**Task goal:** Word for word, output every line of the material below, minus pictures.

★ ★ ★ ★

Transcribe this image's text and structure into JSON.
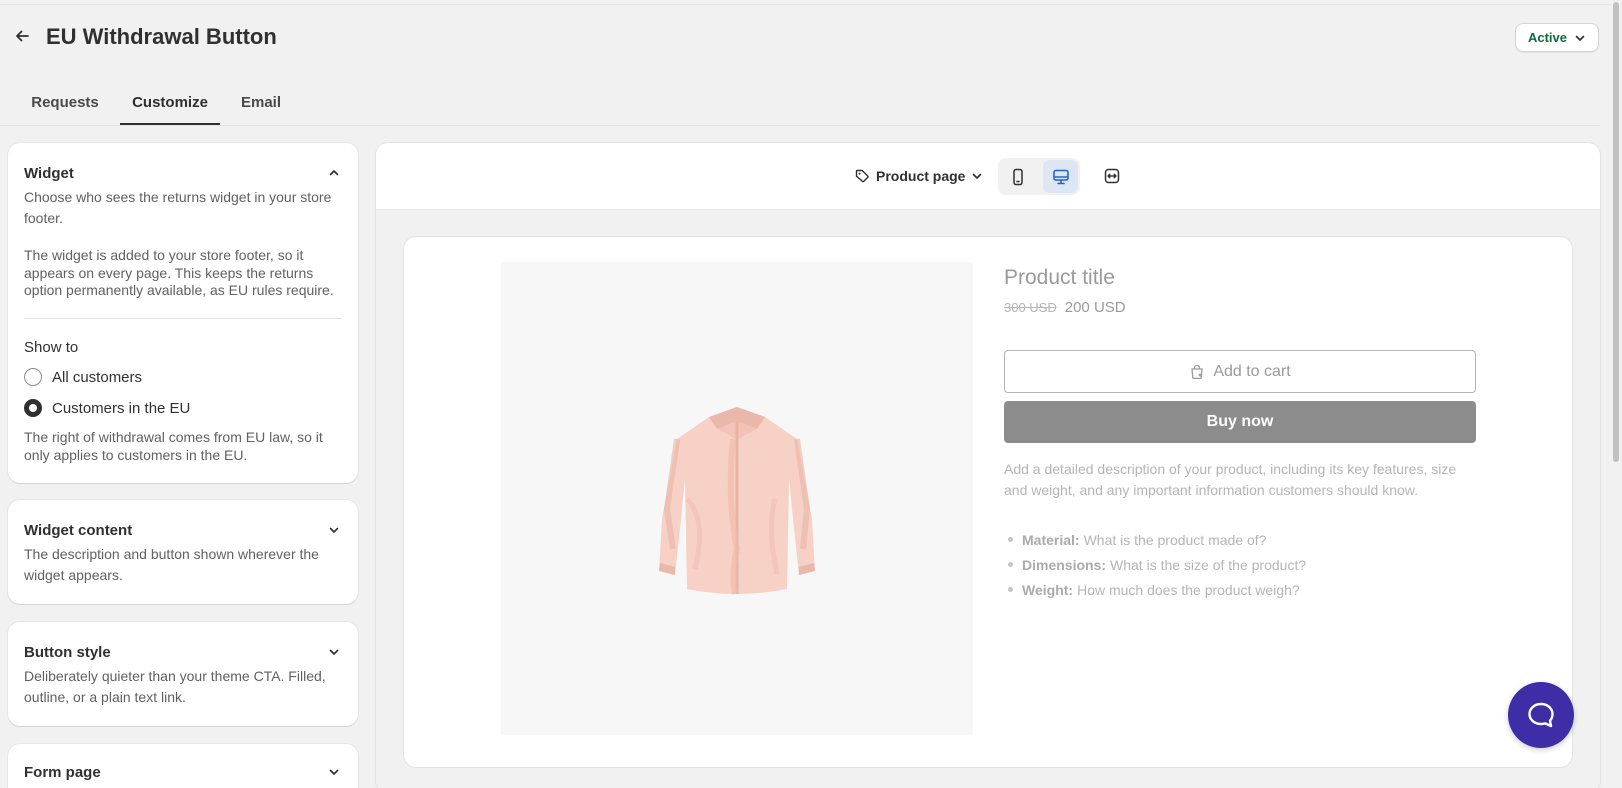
{
  "header": {
    "title": "EU Withdrawal Button",
    "status": "Active"
  },
  "tabs": [
    {
      "label": "Requests"
    },
    {
      "label": "Customize"
    },
    {
      "label": "Email"
    }
  ],
  "widget_card": {
    "title": "Widget",
    "desc": "Choose who sees the returns widget in your store footer.",
    "note": "The widget is added to your store footer, so it appears on every page. This keeps the returns option permanently available, as EU rules require.",
    "show_to_label": "Show to",
    "options": [
      {
        "label": "All customers",
        "checked": false
      },
      {
        "label": "Customers in the EU",
        "checked": true
      }
    ],
    "footnote": "The right of withdrawal comes from EU law, so it only applies to customers in the EU."
  },
  "content_card": {
    "title": "Widget content",
    "desc": "The description and button shown wherever the widget appears."
  },
  "style_card": {
    "title": "Button style",
    "desc": "Deliberately quieter than your theme CTA. Filled, outline, or a plain text link."
  },
  "form_card": {
    "title": "Form page"
  },
  "preview": {
    "page_select": "Product page",
    "icons": [
      "tag-icon",
      "mobile-icon",
      "desktop-icon",
      "fullwidth-icon"
    ],
    "product": {
      "title": "Product title",
      "compare_price": "300 USD",
      "price": "200 USD",
      "add_to_cart": "Add to cart",
      "buy_now": "Buy now",
      "description": "Add a detailed description of your product, including its key features, size and weight, and any important information customers should know.",
      "bullets": [
        {
          "label": "Material:",
          "text": "What is the product made of?"
        },
        {
          "label": "Dimensions:",
          "text": "What is the size of the product?"
        },
        {
          "label": "Weight:",
          "text": "How much does the product weigh?"
        }
      ]
    }
  },
  "colors": {
    "accent": "#3d2ea8",
    "status": "#0b6b3a",
    "buy_now": "#8c8c8c",
    "selected_device": "#dde6f3"
  }
}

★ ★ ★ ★

**Completed exercise:**
Transcribe this image's text and structure into JSON.
{
  "header": {
    "title": "EU Withdrawal Button",
    "status": "Active"
  },
  "tabs": [
    {
      "label": "Requests"
    },
    {
      "label": "Customize"
    },
    {
      "label": "Email"
    }
  ],
  "widget_card": {
    "title": "Widget",
    "desc": "Choose who sees the returns widget in your store footer.",
    "note": "The widget is added to your store footer, so it appears on every page. This keeps the returns option permanently available, as EU rules require.",
    "show_to_label": "Show to",
    "options": [
      {
        "label": "All customers",
        "checked": false
      },
      {
        "label": "Customers in the EU",
        "checked": true
      }
    ],
    "footnote": "The right of withdrawal comes from EU law, so it only applies to customers in the EU."
  },
  "content_card": {
    "title": "Widget content",
    "desc": "The description and button shown wherever the widget appears."
  },
  "style_card": {
    "title": "Button style",
    "desc": "Deliberately quieter than your theme CTA. Filled, outline, or a plain text link."
  },
  "form_card": {
    "title": "Form page"
  },
  "preview": {
    "page_select": "Product page",
    "icons": [
      "tag-icon",
      "mobile-icon",
      "desktop-icon",
      "fullwidth-icon"
    ],
    "product": {
      "title": "Product title",
      "compare_price": "300 USD",
      "price": "200 USD",
      "add_to_cart": "Add to cart",
      "buy_now": "Buy now",
      "description": "Add a detailed description of your product, including its key features, size and weight, and any important information customers should know.",
      "bullets": [
        {
          "label": "Material:",
          "text": "What is the product made of?"
        },
        {
          "label": "Dimensions:",
          "text": "What is the size of the product?"
        },
        {
          "label": "Weight:",
          "text": "How much does the product weigh?"
        }
      ]
    }
  },
  "colors": {
    "accent": "#3d2ea8",
    "status": "#0b6b3a",
    "buy_now": "#8c8c8c",
    "selected_device": "#dde6f3"
  }
}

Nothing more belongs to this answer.